Betty Brock, No Flying in the House, Harper, 1970.
Ferdinand N. Monjo, Pirates in Panama, Simon & Schuster, 1970.
Robert Sidney Bigelow, Stubborn Bear, Little, Brown, 1970.
Julian Bagley, Candle-Lighting Time in Bodidalee (folktales), foreword by Alfred V. Frankenstein, American Heritage Publishing Co., 1971.
Peggy Parish, Come Back, Amelia Bedelia, Harper, 1971.
Victor Sharoff, The Heart of the Wood, Coward, 1971.
Marguerita Rudolph, adapter, The Magic Egg, and Other Folk Stories of Rumania, Little, Brown, 1971.
Peter Hallard, Puppy Lost in Lapland, F. Watts, 1971.
Patricia Thomas, "Stand Back," Said the Elephant, "I'm Going to Sneeze!," Lothrup, 1971.
Miriam Anne Bourne, Tigers in the Woods, Coward, 1971.
Tony Johnston, The Adventures of Mole and Troll, Putnam, 1972.
Cynthia Jameson, adapter, Catofy the Clever (folktale), Coward, 1972.
Liesel Moak Skorpen, Old Arthur, Harper, 1972.
Parish, Play Ball, Amelia Bedelia, Harper, 1972.
Carolyn Lane, The Voices of Greenwillow Pond, Houghton, 1972.
Boris Vladimirovich Zakhoder, The Crocodile's Toothbrush, translated by Marguerita Rudolph, McGraw, 1973.
Malcolm Hall, Headlines, (Junior Literary Guild selection), Coward, 1973.
Johnston, Mole and Troll Trim the Tree, (Junior Literary Guild selection), Putnam, 1974, revised edition, 1980.
Jan Wahl, Pleasant Fieldmouse's Halloween Party, Putnam, 1974.
Robert Fremlin, Three Friends, Little, Brown, 1975.
Ernest Lawrence Thayer, Casey at the Bat: A Ballad of the Republic, Sung in the Year 1888 (verse), Coward, 1978.
Hilaire Belloc, The Bad Child's Book of Beasts, revised edition, Sparhawk, 1982.
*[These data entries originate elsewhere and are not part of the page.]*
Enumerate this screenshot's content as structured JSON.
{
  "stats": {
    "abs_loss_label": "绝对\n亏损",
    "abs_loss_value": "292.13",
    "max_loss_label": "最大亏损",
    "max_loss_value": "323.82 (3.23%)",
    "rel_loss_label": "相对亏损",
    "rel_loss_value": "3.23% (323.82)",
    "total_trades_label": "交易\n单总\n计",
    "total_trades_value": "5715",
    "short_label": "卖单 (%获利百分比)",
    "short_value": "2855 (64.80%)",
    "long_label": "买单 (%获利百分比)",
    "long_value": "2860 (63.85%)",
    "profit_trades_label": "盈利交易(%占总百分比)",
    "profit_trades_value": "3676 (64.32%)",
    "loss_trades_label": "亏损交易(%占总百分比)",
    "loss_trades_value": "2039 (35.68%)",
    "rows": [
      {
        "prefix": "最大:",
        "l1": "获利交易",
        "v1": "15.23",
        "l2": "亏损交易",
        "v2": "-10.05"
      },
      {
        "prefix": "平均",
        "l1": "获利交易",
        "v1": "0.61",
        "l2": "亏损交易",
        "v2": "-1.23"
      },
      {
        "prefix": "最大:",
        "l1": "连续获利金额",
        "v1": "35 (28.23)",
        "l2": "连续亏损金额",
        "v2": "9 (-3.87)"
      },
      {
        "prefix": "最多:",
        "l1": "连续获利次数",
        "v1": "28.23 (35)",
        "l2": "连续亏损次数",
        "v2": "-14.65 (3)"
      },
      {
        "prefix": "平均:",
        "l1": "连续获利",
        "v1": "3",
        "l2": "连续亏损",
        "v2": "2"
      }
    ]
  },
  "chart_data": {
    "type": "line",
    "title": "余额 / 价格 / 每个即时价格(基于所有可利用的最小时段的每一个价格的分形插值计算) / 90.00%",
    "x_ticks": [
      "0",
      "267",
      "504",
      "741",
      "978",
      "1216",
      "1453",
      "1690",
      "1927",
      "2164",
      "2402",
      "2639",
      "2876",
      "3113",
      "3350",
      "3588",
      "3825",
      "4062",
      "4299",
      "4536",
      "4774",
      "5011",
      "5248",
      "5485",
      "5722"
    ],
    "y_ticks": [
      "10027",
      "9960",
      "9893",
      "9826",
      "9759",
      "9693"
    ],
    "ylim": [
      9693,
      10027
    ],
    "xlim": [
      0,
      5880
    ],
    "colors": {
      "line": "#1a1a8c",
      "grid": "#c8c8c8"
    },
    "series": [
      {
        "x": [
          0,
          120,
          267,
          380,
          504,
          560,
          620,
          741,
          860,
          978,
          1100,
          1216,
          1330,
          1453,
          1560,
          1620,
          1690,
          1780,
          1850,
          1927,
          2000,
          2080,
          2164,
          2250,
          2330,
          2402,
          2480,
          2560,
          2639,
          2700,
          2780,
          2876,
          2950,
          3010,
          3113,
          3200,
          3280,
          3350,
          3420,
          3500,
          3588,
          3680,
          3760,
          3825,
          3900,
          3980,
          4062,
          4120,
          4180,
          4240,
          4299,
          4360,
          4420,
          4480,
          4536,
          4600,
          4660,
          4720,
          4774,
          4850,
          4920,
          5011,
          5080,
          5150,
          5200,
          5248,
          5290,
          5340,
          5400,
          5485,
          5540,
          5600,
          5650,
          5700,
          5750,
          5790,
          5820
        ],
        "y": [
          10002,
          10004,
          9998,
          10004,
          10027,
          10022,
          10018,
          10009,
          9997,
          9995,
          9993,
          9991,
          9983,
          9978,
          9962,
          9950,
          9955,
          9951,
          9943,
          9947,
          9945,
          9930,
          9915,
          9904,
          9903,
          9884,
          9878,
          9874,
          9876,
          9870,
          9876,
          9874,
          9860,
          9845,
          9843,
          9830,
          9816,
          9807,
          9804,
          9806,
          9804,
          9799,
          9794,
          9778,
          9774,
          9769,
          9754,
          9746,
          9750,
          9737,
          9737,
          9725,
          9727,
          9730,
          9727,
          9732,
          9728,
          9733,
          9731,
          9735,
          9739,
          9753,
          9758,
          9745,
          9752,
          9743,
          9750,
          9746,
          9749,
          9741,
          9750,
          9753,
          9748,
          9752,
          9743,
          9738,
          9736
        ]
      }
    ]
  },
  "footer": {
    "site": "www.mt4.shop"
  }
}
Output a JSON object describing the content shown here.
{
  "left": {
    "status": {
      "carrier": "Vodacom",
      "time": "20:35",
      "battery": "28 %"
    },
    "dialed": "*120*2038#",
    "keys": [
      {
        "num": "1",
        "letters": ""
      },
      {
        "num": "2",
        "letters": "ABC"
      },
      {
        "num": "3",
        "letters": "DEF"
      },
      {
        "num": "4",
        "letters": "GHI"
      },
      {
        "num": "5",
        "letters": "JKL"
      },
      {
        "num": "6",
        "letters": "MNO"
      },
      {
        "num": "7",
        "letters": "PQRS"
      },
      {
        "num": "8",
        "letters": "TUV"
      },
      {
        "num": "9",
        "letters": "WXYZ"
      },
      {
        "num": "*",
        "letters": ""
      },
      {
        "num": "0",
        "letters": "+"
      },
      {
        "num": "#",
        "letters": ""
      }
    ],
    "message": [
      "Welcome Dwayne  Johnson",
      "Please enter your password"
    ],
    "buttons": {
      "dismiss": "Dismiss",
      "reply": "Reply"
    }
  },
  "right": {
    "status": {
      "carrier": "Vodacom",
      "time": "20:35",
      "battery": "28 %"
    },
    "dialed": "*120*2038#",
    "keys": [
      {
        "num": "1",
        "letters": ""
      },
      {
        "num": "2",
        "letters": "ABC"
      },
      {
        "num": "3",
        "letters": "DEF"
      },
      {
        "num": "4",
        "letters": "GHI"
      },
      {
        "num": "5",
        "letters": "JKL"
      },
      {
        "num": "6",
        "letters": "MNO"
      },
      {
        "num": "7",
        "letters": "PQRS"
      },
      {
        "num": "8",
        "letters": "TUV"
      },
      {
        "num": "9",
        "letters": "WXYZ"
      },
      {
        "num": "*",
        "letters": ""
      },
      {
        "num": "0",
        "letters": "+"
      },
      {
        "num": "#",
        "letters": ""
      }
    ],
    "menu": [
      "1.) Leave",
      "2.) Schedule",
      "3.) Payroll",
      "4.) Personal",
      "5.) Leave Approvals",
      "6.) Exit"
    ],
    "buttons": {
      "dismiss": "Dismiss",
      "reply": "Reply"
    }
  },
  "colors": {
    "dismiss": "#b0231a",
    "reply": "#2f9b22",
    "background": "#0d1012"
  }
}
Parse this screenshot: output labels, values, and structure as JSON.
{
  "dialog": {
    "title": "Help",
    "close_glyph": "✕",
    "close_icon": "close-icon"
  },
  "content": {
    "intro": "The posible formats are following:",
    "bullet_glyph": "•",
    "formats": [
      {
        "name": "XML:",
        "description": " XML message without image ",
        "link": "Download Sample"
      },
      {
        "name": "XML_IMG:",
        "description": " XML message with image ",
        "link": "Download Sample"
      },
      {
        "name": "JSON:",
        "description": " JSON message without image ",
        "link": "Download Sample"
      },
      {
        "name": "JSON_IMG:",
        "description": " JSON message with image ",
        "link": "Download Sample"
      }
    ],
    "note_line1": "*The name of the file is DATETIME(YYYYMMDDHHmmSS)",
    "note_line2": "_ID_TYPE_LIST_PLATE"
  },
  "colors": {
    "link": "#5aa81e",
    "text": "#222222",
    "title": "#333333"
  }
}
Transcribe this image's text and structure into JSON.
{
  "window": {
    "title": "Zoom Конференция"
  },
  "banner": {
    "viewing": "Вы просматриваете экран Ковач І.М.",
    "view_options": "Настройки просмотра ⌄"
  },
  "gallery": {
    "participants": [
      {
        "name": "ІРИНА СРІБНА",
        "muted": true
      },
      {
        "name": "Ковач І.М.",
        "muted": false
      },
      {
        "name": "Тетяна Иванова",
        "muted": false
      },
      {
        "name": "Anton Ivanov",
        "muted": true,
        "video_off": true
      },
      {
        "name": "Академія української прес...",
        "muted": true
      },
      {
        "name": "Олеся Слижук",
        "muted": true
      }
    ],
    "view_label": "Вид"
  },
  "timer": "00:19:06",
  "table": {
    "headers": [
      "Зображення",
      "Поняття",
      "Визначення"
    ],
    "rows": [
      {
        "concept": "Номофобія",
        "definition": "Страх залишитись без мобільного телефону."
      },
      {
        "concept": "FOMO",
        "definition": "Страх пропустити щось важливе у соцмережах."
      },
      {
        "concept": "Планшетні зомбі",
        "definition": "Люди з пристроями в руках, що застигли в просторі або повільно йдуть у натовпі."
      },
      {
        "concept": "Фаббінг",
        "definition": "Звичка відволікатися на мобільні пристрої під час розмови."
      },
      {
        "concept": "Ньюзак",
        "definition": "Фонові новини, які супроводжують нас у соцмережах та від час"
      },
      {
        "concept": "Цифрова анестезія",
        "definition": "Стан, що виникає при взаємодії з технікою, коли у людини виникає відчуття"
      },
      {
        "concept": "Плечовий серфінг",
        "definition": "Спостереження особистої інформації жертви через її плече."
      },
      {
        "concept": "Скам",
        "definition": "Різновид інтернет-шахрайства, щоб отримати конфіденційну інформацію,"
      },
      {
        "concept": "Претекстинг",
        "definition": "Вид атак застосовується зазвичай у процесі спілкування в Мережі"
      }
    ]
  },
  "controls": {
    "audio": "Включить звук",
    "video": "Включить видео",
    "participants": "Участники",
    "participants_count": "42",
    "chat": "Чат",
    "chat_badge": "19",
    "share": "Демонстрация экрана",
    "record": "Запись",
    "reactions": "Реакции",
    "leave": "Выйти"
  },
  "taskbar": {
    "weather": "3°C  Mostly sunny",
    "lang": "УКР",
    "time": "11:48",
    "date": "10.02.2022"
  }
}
Wallace Tripp's Wurst Seller, (humor for adults), Sparhawk, 1981.
Marguerite, Go Wash Your Feet, Houghton Mifflin (Boston, MA), 1985.